WATERTOWN, MASS. — Three years ago, the city and county of San Francisco passed groundbreaking legislation that mandates companies with 20 or more employees to offer transit benefits to their employees. The most striking aspect of this mandate was that it had the support of the business community. Business groups like the San Francisco Chamber of Commerce, the Golden Gate Restaurant Association, and the Building Owners and Managers Association (BOMA) saw the inherent benefit for their members to participate in a program that saves payroll taxes, income tax for their employees, reduces traffic congestion, and lessens air pollution.

Now New York state is considering similar legislation for employers with 50 or more employees to establish a qualified transportation fringe benefit program consistent with section 132 of the internal revenue code (IRS). According to the content of the bill, they believe that by “requiring large employers to offer this program, this bill will encourage the use of mass transit. For those employees who already commute to work using mass transit, it will offer significant tax savings. Participating employers will also reduce their tax burden.”

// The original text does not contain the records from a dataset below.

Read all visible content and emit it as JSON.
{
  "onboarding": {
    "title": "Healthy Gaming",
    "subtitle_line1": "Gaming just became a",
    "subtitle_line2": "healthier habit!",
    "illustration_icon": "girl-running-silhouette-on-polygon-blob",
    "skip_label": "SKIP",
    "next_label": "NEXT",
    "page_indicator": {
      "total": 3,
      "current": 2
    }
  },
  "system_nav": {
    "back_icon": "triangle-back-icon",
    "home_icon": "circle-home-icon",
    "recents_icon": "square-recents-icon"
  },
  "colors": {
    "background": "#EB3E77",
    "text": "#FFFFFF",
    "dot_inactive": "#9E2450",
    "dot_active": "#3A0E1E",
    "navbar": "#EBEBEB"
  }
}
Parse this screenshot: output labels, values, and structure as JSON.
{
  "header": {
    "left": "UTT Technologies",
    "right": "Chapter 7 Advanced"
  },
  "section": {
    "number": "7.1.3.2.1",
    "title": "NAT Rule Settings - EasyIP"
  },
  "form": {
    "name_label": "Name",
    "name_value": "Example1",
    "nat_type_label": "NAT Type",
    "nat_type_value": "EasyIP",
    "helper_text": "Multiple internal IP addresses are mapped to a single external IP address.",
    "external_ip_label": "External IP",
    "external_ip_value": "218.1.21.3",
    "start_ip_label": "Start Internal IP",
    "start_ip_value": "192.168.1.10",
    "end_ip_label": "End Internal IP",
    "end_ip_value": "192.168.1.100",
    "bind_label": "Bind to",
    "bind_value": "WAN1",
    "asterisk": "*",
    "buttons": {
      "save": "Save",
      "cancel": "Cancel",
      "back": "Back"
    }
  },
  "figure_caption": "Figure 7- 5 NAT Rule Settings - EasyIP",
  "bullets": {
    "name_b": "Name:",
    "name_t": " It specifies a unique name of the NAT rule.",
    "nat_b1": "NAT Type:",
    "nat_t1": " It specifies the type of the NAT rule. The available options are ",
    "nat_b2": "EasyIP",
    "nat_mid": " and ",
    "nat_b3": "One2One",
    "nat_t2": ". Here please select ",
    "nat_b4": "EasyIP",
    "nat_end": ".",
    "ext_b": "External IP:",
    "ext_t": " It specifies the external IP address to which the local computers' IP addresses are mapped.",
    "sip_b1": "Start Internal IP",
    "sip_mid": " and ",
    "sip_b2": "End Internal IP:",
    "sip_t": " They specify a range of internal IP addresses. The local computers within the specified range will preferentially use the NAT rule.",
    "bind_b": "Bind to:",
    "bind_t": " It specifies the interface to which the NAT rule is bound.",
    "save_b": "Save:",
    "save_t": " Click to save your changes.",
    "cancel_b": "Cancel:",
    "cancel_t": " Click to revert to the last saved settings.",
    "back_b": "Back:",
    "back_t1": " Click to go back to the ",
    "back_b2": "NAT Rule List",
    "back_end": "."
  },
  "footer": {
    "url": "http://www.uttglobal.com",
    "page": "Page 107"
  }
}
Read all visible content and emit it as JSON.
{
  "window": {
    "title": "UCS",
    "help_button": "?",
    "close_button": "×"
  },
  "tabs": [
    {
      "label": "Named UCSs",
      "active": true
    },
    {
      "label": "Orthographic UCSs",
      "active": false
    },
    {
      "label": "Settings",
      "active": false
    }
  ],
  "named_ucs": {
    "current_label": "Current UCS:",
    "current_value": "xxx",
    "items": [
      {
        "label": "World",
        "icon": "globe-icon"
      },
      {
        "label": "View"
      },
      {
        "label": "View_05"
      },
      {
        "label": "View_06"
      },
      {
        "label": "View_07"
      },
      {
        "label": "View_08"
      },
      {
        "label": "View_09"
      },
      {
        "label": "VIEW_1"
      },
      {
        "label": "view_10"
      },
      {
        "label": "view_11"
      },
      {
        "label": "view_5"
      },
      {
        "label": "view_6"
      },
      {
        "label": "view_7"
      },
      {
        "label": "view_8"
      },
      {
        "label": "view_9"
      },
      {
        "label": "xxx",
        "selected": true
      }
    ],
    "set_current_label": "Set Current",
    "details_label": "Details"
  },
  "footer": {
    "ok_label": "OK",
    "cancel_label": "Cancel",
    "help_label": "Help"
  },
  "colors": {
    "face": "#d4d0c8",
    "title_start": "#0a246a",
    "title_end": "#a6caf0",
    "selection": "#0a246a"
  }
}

With the bill passed by the State Assembly, it is now up to the hands of the Senate. The bill has been put on the calendar for a floor vote #767. However, even though it is on the calendar, there is no guarantee that it will pass through the Senate.

For more information, visit www.commutercheck.com.